- **MATERIAL FOR THE TASK**

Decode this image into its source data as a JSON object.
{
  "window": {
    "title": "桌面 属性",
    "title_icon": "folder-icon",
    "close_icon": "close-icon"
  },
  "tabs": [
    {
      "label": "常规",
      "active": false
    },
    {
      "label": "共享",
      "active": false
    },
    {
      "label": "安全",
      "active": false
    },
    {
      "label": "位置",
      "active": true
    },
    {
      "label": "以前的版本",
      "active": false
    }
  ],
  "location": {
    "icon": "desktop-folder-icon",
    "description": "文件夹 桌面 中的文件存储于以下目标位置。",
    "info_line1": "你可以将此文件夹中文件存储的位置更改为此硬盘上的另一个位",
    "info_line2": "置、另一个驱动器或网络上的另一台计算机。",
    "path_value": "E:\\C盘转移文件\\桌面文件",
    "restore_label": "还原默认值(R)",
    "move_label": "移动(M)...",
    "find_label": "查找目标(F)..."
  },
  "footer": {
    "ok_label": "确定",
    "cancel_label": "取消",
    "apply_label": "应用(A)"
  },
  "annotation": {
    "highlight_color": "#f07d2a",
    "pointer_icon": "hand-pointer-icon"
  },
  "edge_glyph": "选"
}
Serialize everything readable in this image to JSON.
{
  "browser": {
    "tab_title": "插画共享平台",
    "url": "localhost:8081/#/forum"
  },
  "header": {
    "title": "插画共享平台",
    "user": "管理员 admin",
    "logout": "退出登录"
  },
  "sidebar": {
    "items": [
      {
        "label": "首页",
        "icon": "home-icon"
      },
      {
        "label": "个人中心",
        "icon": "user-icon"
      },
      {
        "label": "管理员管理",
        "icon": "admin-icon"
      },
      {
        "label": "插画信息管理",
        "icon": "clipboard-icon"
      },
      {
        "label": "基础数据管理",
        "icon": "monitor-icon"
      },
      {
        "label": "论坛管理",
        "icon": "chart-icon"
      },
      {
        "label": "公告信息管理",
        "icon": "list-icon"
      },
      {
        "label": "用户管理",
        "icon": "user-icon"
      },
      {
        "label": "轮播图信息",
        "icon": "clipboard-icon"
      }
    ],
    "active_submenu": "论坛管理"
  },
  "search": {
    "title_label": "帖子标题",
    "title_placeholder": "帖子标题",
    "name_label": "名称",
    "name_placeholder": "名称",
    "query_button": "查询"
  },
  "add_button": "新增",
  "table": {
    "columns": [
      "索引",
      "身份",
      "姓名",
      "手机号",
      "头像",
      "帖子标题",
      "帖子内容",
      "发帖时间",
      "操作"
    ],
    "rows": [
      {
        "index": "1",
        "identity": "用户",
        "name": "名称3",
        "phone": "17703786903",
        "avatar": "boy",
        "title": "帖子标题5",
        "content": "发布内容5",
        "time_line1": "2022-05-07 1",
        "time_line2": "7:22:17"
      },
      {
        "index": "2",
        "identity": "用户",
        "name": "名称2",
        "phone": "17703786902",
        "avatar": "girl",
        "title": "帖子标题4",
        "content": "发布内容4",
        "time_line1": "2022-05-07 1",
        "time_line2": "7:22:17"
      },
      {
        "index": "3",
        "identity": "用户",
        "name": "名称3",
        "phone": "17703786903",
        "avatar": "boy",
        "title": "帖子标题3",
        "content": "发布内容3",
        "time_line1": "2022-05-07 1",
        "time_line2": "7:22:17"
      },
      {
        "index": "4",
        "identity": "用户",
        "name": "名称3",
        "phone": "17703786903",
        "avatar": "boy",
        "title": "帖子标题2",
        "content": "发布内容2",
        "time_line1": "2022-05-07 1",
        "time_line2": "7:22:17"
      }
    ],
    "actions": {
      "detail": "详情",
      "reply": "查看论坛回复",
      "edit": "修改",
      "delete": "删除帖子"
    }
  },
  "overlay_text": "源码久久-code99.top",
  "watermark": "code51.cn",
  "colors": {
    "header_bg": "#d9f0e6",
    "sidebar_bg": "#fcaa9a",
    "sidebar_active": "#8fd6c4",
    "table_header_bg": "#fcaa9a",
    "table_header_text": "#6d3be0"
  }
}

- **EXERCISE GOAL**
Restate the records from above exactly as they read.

- **ANSWER BELOW**
Decode this image into its source data as a JSON object.
{
  "window": {
    "title": "桌面 属性",
    "title_icon": "folder-icon",
    "close_icon": "close-icon"
  },
  "tabs": [
    {
      "label": "常规",
      "active": false
    },
    {
      "label": "共享",
      "active": false
    },
    {
      "label": "安全",
      "active": false
    },
    {
      "label": "位置",
      "active": true
    },
    {
      "label": "以前的版本",
      "active": false
    }
  ],
  "location": {
    "icon": "desktop-folder-icon",
    "description": "文件夹 桌面 中的文件存储于以下目标位置。",
    "info_line1": "你可以将此文件夹中文件存储的位置更改为此硬盘上的另一个位",
    "info_line2": "置、另一个驱动器或网络上的另一台计算机。",
    "path_value": "E:\\C盘转移文件\\桌面文件",
    "restore_label": "还原默认值(R)",
    "move_label": "移动(M)...",
    "find_label": "查找目标(F)..."
  },
  "footer": {
    "ok_label": "确定",
    "cancel_label": "取消",
    "apply_label": "应用(A)"
  },
  "annotation": {
    "highlight_color": "#f07d2a",
    "pointer_icon": "hand-pointer-icon"
  },
  "edge_glyph": "选"
}
Serialize everything readable in this image to JSON.
{
  "browser": {
    "tab_title": "插画共享平台",
    "url": "localhost:8081/#/forum"
  },
  "header": {
    "title": "插画共享平台",
    "user": "管理员 admin",
    "logout": "退出登录"
  },
  "sidebar": {
    "items": [
      {
        "label": "首页",
        "icon": "home-icon"
      },
      {
        "label": "个人中心",
        "icon": "user-icon"
      },
      {
        "label": "管理员管理",
        "icon": "admin-icon"
      },
      {
        "label": "插画信息管理",
        "icon": "clipboard-icon"
      },
      {
        "label": "基础数据管理",
        "icon": "monitor-icon"
      },
      {
        "label": "论坛管理",
        "icon": "chart-icon"
      },
      {
        "label": "公告信息管理",
        "icon": "list-icon"
      },
      {
        "label": "用户管理",
        "icon": "user-icon"
      },
      {
        "label": "轮播图信息",
        "icon": "clipboard-icon"
      }
    ],
    "active_submenu": "论坛管理"
  },
  "search": {
    "title_label": "帖子标题",
    "title_placeholder": "帖子标题",
    "name_label": "名称",
    "name_placeholder": "名称",
    "query_button": "查询"
  },
  "add_button": "新增",
  "table": {
    "columns": [
      "索引",
      "身份",
      "姓名",
      "手机号",
      "头像",
      "帖子标题",
      "帖子内容",
      "发帖时间",
      "操作"
    ],
    "rows": [
      {
        "index": "1",
        "identity": "用户",
        "name": "名称3",
        "phone": "17703786903",
        "avatar": "boy",
        "title": "帖子标题5",
        "content": "发布内容5",
        "time_line1": "2022-05-07 1",
        "time_line2": "7:22:17"
      },
      {
        "index": "2",
        "identity": "用户",
        "name": "名称2",
        "phone": "17703786902",
        "avatar": "girl",
        "title": "帖子标题4",
        "content": "发布内容4",
        "time_line1": "2022-05-07 1",
        "time_line2": "7:22:17"
      },
      {
        "index": "3",
        "identity": "用户",
        "name": "名称3",
        "phone": "17703786903",
        "avatar": "boy",
        "title": "帖子标题3",
        "content": "发布内容3",
        "time_line1": "2022-05-07 1",
        "time_line2": "7:22:17"
      },
      {
        "index": "4",
        "identity": "用户",
        "name": "名称3",
        "phone": "17703786903",
        "avatar": "boy",
        "title": "帖子标题2",
        "content": "发布内容2",
        "time_line1": "2022-05-07 1",
        "time_line2": "7:22:17"
      }
    ],
    "actions": {
      "detail": "详情",
      "reply": "查看论坛回复",
      "edit": "修改",
      "delete": "删除帖子"
    }
  },
  "overlay_text": "源码久久-code99.top",
  "watermark": "code51.cn",
  "colors": {
    "header_bg": "#d9f0e6",
    "sidebar_bg": "#fcaa9a",
    "sidebar_active": "#8fd6c4",
    "table_header_bg": "#fcaa9a",
    "table_header_text": "#6d3be0"
  }
}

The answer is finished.